Copy out the listing that follows exactly, dropping every picture.

---+---

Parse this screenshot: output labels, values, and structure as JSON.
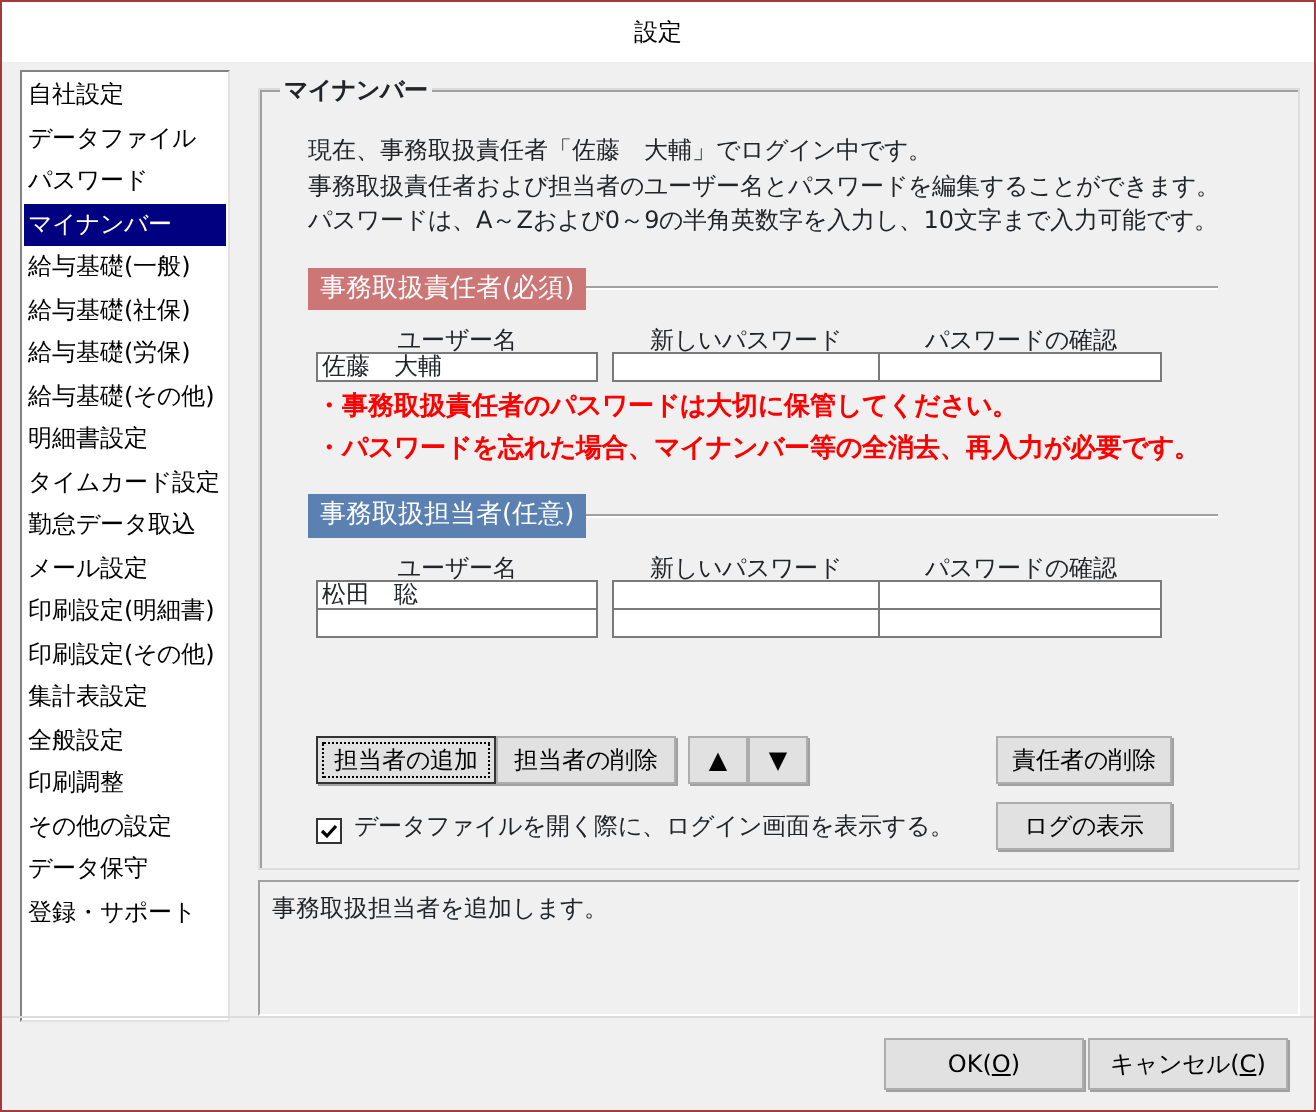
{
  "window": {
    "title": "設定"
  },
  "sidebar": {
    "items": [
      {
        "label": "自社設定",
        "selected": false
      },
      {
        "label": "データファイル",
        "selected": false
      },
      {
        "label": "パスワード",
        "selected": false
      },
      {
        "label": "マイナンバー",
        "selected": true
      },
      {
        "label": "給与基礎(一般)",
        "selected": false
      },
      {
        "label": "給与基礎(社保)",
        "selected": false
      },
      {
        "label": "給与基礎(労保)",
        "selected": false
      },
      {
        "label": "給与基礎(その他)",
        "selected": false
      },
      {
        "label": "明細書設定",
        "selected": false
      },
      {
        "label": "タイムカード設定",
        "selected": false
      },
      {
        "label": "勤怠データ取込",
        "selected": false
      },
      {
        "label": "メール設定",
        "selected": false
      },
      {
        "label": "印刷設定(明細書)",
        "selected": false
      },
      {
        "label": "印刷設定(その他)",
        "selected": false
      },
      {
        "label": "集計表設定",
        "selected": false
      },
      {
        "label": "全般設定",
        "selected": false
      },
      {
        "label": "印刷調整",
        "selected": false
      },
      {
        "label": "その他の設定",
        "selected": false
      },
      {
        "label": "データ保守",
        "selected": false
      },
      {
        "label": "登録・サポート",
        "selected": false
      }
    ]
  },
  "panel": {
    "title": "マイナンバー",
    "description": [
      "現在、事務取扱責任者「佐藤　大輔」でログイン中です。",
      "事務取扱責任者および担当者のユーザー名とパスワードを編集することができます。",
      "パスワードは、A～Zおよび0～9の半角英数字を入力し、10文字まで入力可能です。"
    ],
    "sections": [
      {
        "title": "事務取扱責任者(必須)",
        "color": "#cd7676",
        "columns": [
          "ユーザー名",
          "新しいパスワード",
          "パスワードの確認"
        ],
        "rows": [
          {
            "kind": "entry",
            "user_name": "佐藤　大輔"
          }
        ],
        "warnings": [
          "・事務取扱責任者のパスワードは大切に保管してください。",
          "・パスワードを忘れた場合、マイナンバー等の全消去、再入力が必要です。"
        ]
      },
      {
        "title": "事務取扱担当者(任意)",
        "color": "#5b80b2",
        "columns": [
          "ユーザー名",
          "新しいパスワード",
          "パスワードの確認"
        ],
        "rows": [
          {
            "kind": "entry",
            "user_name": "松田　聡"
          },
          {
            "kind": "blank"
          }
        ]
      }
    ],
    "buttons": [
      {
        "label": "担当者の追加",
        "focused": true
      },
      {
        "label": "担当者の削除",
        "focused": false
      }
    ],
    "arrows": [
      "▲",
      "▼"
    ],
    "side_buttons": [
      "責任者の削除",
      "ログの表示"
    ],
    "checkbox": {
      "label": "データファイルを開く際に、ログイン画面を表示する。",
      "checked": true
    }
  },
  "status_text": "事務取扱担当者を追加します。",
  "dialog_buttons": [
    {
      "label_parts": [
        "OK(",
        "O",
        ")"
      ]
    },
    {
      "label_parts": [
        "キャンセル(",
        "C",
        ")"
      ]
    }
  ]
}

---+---

*YOUR SOLUTION:*
Parse this screenshot: output labels, values, and structure as JSON.
{
  "window": {
    "title": "設定"
  },
  "sidebar": {
    "items": [
      {
        "label": "自社設定",
        "selected": false
      },
      {
        "label": "データファイル",
        "selected": false
      },
      {
        "label": "パスワード",
        "selected": false
      },
      {
        "label": "マイナンバー",
        "selected": true
      },
      {
        "label": "給与基礎(一般)",
        "selected": false
      },
      {
        "label": "給与基礎(社保)",
        "selected": false
      },
      {
        "label": "給与基礎(労保)",
        "selected": false
      },
      {
        "label": "給与基礎(その他)",
        "selected": false
      },
      {
        "label": "明細書設定",
        "selected": false
      },
      {
        "label": "タイムカード設定",
        "selected": false
      },
      {
        "label": "勤怠データ取込",
        "selected": false
      },
      {
        "label": "メール設定",
        "selected": false
      },
      {
        "label": "印刷設定(明細書)",
        "selected": false
      },
      {
        "label": "印刷設定(その他)",
        "selected": false
      },
      {
        "label": "集計表設定",
        "selected": false
      },
      {
        "label": "全般設定",
        "selected": false
      },
      {
        "label": "印刷調整",
        "selected": false
      },
      {
        "label": "その他の設定",
        "selected": false
      },
      {
        "label": "データ保守",
        "selected": false
      },
      {
        "label": "登録・サポート",
        "selected": false
      }
    ]
  },
  "panel": {
    "title": "マイナンバー",
    "description": [
      "現在、事務取扱責任者「佐藤　大輔」でログイン中です。",
      "事務取扱責任者および担当者のユーザー名とパスワードを編集することができます。",
      "パスワードは、A～Zおよび0～9の半角英数字を入力し、10文字まで入力可能です。"
    ],
    "sections": [
      {
        "title": "事務取扱責任者(必須)",
        "color": "#cd7676",
        "columns": [
          "ユーザー名",
          "新しいパスワード",
          "パスワードの確認"
        ],
        "rows": [
          {
            "kind": "entry",
            "user_name": "佐藤　大輔"
          }
        ],
        "warnings": [
          "・事務取扱責任者のパスワードは大切に保管してください。",
          "・パスワードを忘れた場合、マイナンバー等の全消去、再入力が必要です。"
        ]
      },
      {
        "title": "事務取扱担当者(任意)",
        "color": "#5b80b2",
        "columns": [
          "ユーザー名",
          "新しいパスワード",
          "パスワードの確認"
        ],
        "rows": [
          {
            "kind": "entry",
            "user_name": "松田　聡"
          },
          {
            "kind": "blank"
          }
        ]
      }
    ],
    "buttons": [
      {
        "label": "担当者の追加",
        "focused": true
      },
      {
        "label": "担当者の削除",
        "focused": false
      }
    ],
    "arrows": [
      "▲",
      "▼"
    ],
    "side_buttons": [
      "責任者の削除",
      "ログの表示"
    ],
    "checkbox": {
      "label": "データファイルを開く際に、ログイン画面を表示する。",
      "checked": true
    }
  },
  "status_text": "事務取扱担当者を追加します。",
  "dialog_buttons": [
    {
      "label_parts": [
        "OK(",
        "O",
        ")"
      ]
    },
    {
      "label_parts": [
        "キャンセル(",
        "C",
        ")"
      ]
    }
  ]
}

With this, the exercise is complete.